Input data:
* * * *
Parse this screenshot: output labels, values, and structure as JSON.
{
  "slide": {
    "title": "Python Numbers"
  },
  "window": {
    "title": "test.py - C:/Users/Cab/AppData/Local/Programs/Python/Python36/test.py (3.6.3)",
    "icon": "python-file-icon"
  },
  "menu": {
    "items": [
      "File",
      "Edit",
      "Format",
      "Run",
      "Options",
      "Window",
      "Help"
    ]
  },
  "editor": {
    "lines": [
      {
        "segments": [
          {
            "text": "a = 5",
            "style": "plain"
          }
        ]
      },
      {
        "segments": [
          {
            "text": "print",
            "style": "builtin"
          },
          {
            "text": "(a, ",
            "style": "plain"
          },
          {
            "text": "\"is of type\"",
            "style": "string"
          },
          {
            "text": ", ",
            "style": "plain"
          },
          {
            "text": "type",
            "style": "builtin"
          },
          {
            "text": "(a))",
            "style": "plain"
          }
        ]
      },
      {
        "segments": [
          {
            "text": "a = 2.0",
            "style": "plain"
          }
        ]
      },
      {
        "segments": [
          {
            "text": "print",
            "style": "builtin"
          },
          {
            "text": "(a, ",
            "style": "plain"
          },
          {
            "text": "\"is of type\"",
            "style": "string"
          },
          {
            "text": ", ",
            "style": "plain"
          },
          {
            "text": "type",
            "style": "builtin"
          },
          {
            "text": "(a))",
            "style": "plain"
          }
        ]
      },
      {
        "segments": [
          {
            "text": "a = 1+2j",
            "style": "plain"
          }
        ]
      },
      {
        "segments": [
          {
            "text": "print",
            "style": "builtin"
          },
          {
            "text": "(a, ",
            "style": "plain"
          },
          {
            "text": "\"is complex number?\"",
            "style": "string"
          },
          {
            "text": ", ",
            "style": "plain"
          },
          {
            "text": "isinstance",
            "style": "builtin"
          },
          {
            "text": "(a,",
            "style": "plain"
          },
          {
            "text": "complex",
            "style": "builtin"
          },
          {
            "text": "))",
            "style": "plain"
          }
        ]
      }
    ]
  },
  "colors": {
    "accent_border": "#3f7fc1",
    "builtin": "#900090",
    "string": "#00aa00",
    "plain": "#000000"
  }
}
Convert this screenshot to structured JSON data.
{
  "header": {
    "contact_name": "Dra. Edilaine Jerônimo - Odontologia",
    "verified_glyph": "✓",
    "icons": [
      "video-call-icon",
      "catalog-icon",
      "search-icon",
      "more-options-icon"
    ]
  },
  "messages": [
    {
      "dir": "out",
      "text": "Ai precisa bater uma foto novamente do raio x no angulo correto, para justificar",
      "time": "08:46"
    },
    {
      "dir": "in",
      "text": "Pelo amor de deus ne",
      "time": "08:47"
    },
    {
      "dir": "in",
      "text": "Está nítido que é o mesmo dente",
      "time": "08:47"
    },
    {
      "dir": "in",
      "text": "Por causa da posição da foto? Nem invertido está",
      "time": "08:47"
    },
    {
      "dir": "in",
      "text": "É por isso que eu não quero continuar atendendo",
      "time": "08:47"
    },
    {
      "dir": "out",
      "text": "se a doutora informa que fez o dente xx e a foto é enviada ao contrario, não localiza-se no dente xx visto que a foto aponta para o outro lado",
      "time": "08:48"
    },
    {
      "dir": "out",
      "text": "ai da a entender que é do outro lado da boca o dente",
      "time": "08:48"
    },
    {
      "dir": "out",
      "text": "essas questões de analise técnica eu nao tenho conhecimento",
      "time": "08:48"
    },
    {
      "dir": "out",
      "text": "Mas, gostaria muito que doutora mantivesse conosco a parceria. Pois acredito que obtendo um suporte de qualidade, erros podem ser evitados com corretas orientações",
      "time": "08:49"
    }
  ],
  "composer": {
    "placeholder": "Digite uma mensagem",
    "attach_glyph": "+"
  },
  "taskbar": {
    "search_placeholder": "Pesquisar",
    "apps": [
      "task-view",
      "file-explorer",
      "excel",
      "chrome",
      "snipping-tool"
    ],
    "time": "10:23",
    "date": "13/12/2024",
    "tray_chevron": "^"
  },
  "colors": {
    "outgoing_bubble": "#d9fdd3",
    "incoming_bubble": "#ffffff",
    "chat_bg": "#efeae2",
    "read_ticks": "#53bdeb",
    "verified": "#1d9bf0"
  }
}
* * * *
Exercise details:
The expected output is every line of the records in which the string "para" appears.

Result below:
      "text": "Ai precisa bater uma foto novamente do raio x no angulo correto, para justificar",
      "text": "se a doutora informa que fez o dente xx e a foto é enviada ao contrario, não localiza-se no dente xx visto que a foto aponta para o outro lado",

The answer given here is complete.